Selected Works

Safety is drawing me to these elegant things. But it's aspiration, too. By painting these things, I get to revel in these things. I make them mine.

Honor Titus (b. 1989, Brooklyn, NY) is an American artist who lives and works in Los Angeles.

Depicting gracefully elongated, soigné subjects dancing, playing tennis, and engaging in other leisurely pursuits, Titus’s paintings nod to the refined portraiture of American predecessors like Fairfield Porter and Alex Katz who, along with Edward Hopper and the Chicago Imagists, considered the aesthetics of advertising and modern urban life. Titus is celebrated for the sensitivity with which he renders his subjects, capturing them in self-contained moments of solitary reflection and intimacy. In its reimagining of what a portrait might look like and do, his practice is informed by those of the nineteenth-century French Symbolist group Les Nabis, recalling Maurice Denis and Félix Vallatton's deployment of stylized patterning and decorative elements. Titus’s paintings place his figures against semi-abstracted, color-blocked compositions that locate them as the centers of their own private worlds. Crucially, the artist's depictions populate these scenes of ritualized opulence with people of colour, challenging viewers to reconsider their erasure from narratives of elite culture.
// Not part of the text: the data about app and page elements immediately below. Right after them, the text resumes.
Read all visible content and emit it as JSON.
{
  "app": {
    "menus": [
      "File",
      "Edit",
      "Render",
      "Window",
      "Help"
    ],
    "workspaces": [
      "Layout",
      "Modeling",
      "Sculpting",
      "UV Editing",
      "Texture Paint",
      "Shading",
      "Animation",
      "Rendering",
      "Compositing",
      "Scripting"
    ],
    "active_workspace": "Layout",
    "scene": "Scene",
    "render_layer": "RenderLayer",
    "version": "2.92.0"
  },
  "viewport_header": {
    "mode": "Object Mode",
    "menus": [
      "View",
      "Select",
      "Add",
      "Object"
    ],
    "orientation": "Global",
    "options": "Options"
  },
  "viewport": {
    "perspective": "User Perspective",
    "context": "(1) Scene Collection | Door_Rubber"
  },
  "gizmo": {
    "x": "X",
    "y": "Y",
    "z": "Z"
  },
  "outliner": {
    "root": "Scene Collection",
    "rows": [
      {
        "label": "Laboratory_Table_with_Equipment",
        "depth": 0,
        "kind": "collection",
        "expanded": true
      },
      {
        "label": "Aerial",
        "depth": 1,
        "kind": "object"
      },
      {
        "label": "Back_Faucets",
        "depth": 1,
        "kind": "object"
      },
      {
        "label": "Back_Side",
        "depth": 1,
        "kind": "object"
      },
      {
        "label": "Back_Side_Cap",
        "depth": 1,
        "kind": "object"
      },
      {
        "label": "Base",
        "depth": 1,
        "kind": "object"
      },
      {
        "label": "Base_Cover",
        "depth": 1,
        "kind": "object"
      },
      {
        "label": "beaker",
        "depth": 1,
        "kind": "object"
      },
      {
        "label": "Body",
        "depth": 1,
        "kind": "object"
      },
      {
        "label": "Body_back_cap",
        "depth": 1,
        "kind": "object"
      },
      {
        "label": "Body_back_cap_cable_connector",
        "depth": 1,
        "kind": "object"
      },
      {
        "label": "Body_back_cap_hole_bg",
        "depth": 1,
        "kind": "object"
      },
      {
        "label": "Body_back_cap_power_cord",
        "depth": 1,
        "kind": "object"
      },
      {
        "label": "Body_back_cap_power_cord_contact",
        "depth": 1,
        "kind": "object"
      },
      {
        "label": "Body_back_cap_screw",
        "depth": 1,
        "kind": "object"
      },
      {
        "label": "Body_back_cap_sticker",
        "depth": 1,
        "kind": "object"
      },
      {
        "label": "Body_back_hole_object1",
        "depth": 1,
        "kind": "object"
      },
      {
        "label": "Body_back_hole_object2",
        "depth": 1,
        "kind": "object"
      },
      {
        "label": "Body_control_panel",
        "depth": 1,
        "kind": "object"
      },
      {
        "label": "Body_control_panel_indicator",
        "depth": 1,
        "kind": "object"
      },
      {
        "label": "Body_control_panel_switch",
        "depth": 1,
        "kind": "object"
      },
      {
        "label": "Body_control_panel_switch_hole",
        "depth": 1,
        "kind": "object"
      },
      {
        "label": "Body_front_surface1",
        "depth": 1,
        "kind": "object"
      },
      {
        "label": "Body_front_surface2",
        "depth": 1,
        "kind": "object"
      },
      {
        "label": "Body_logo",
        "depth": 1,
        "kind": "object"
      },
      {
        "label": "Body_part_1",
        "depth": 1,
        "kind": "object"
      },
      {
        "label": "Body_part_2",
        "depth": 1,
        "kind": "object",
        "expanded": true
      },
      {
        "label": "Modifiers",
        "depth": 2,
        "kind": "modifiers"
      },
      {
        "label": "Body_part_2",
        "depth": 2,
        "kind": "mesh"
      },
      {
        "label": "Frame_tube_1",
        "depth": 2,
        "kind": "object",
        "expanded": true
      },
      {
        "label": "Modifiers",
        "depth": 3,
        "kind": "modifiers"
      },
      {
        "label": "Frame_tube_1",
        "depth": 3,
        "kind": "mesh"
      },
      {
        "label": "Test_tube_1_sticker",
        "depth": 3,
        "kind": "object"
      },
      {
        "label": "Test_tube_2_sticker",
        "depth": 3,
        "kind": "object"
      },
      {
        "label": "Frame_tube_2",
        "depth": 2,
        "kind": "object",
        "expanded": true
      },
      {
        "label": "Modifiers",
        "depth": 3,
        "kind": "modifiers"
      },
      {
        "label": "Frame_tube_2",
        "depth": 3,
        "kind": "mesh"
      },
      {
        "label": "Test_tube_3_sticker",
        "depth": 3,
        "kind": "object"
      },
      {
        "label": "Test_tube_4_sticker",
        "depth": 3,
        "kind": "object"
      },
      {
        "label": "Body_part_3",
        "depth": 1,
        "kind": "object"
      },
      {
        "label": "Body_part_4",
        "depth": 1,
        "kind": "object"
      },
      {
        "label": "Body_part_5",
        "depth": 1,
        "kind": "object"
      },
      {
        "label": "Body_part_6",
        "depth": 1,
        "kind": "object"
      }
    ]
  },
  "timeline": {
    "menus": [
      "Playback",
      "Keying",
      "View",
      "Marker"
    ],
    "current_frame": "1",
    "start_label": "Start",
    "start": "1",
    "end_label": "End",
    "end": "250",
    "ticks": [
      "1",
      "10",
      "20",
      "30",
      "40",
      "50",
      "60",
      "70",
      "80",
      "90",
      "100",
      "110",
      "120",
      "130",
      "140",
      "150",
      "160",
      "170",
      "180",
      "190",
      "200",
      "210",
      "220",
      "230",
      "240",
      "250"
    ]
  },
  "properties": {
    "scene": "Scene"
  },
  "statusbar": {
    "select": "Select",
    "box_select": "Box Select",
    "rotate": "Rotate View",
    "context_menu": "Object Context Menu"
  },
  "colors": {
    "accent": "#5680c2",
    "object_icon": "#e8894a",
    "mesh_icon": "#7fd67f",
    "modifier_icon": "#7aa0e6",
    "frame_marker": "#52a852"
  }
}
In June 2023, Titus was among ten internationally acclaimed artists commissioned by His Majesty King Charles III to contribute portraits honouring pioneering members of Britain’s Windrush Generation, which were on view at the National Portrait Gallery until April 2024. The unveiling of the artist’s portrait followed closely on the heels of his first monograph featuring texts by writers Durga Chew-Bose and Klaus Ottmann as well as artist Henry Taylor who mentored Titus following his relocation to Los Angeles and later gave him his first solo exhibition. In autumn of this same year, the Longlati Foundation presented Ornamental Distance, Titus's first institutional solo presentation which doubled as the artist's first-ever exhibition in Asia.